عنوان مقاله [English]
Rengs, as a renowned type of Dastgah rhythmic music in Iran, are often performed to finish a musical performance or to accompany a dance. These pieces have been usually recorded in written sources of music based on the normal 6/8 time signature. In the theory of western classic music, 6/8 time signature is a part of the combined rhythm with two pulses, where each pulse can be divided into three parts. The equality of duration of both main pulses in every bar is one of the essential features of this western classical rhythm which has been accepted in notation in Iranian contemporary theoretical music; however, examples of the recorded performances of this musical type from the past hundred years until the present, show a flexible and unequal nature of the performance of Rengs in Dastgah music of Iran.
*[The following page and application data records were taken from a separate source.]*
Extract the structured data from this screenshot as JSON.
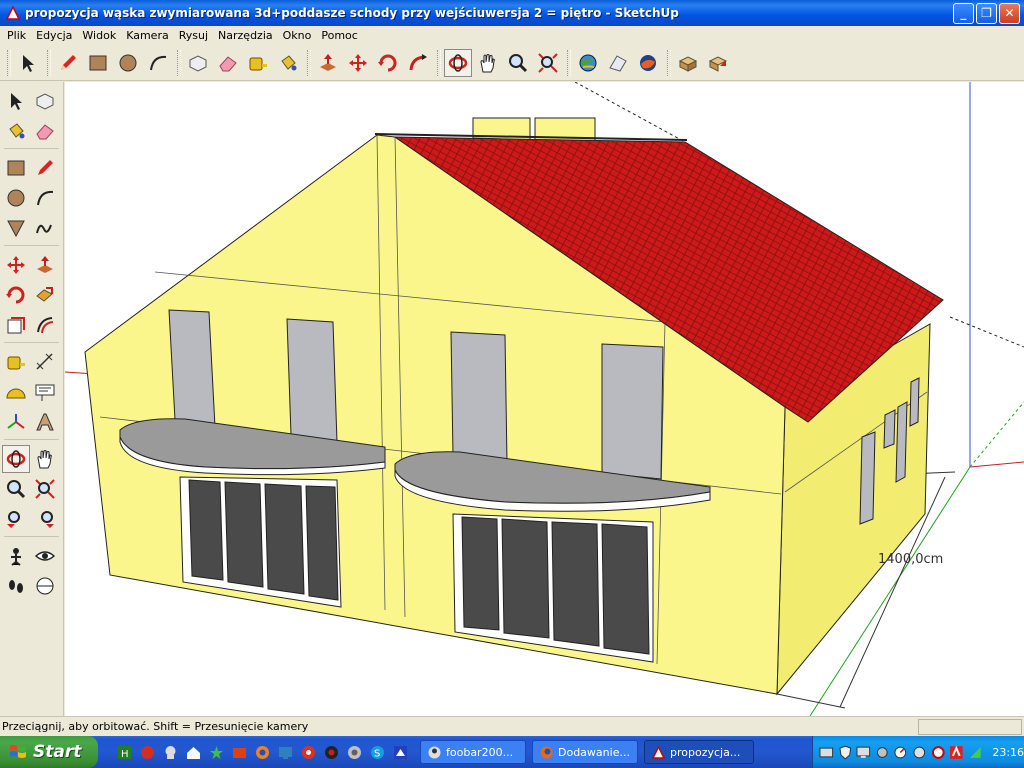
{
  "window": {
    "title": "propozycja wąska zwymiarowana 3d+poddasze schody przy wejściuwersja 2 = piętro - SketchUp",
    "min_label": "_",
    "max_label": "❐",
    "close_label": "✕"
  },
  "menu": [
    {
      "id": "plik",
      "label": "Plik"
    },
    {
      "id": "edycja",
      "label": "Edycja"
    },
    {
      "id": "widok",
      "label": "Widok"
    },
    {
      "id": "kamera",
      "label": "Kamera"
    },
    {
      "id": "rysuj",
      "label": "Rysuj"
    },
    {
      "id": "narzedzia",
      "label": "Narzędzia"
    },
    {
      "id": "okno",
      "label": "Okno"
    },
    {
      "id": "pomoc",
      "label": "Pomoc"
    }
  ],
  "toolbar_tools": [
    "select-icon",
    "pencil-icon",
    "rectangle-icon",
    "circle-icon",
    "arc-icon",
    "make-component-icon",
    "eraser-icon",
    "tape-measure-icon",
    "paint-bucket-icon",
    "push-pull-icon",
    "move-icon",
    "rotate-icon",
    "follow-me-icon",
    "orbit-icon",
    "pan-icon",
    "zoom-icon",
    "zoom-extents-icon",
    "get-models-icon",
    "share-model-icon",
    "google-earth-icon",
    "component-icon",
    "warehouse-icon"
  ],
  "left_tools": [
    "select-icon",
    "make-component-icon",
    "paint-bucket-icon",
    "eraser-icon",
    "rectangle-icon",
    "line-icon",
    "circle-icon",
    "arc-icon",
    "polygon-icon",
    "freehand-icon",
    "move-icon",
    "push-pull-icon",
    "rotate-icon",
    "follow-me-icon",
    "scale-icon",
    "offset-icon",
    "tape-measure-icon",
    "dimension-icon",
    "protractor-icon",
    "text-icon",
    "axes-icon",
    "3d-text-icon",
    "orbit-icon",
    "pan-icon",
    "zoom-icon",
    "zoom-window-icon",
    "previous-view-icon",
    "next-view-icon",
    "position-camera-icon",
    "look-around-icon",
    "walk-icon",
    "section-plane-icon"
  ],
  "viewport": {
    "dimension_label": "1400,0cm",
    "colors": {
      "wall": "#faf68c",
      "roof": "#d01818",
      "window": "#b9b9c0",
      "door": "#4a4a4a"
    }
  },
  "status": {
    "text": "Przeciągnij, aby orbitować. Shift = Przesunięcie kamery"
  },
  "taskbar": {
    "start_label": "Start",
    "tasks": [
      {
        "label": "foobar200...",
        "active": false
      },
      {
        "label": "Dodawanie...",
        "active": false
      },
      {
        "label": "propozycja...",
        "active": true
      }
    ],
    "clock": "23:16"
  }
}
By analyzing audio samples recorded from Rengs, it is possible to obtain this precise numerical ratio that can change during the performance of a piece and sometimes returns to equilibrium. Since fifty years ago, some musicians have expressed this difference in the notation and performance of 6/8 time signature and some have ffered a number of suggestions for the unequal notation of the main pulses. Most researchers who have carefully studied this rhythm or cited the results of earlier research believe that the rhythm of Rengs is a different rhythm with two unequal pulses and have tried to find the differences between these two pulses. The highest concentration of votes is also on the (4 + 3) ratio. This study, in addition to providing a review of different ideas of classical musicians and contemporary musical theoreticians, by computational analysis of voice samples, has extracted the exact temporal difference between the duration of the first and the second pulses. During the time period chosen for this research, which spans about seventy years (from the first period of Iranian music records in 1906 up to the samples in 1970s), there are many records of Reng performances with various media such as gramophone discs, magnetic reel and cassette tapes. In the selection of samples used to measure the difference in pulses, it has been attempted to avoid selecting samples with equal pulses. After examining more than 300 Reng samples from different recording periods, a selection has been chosen for the research samples in this study, which show unequal pulses and also express the maximum amount of flexibility in the rhythm. This study also shows that this flexible rhythm has the capability of performance of two equal pulses with a 50% ratio up to unequal pulses with 62.5% and 37.5% ratios. There is always a duration increase in the first pulse and a decrease in the second pulse in this rhythm. Also it is noteworthy that in many old records of Rengs, the length ratio of the two major pulses can be equal, or be considerably taller and shorter and return to equality again in the same piece. In other words, the most flexible rhythm in Dastgah music is Reng that can exit from its original pulses and subsequently return to equilibrium after a while.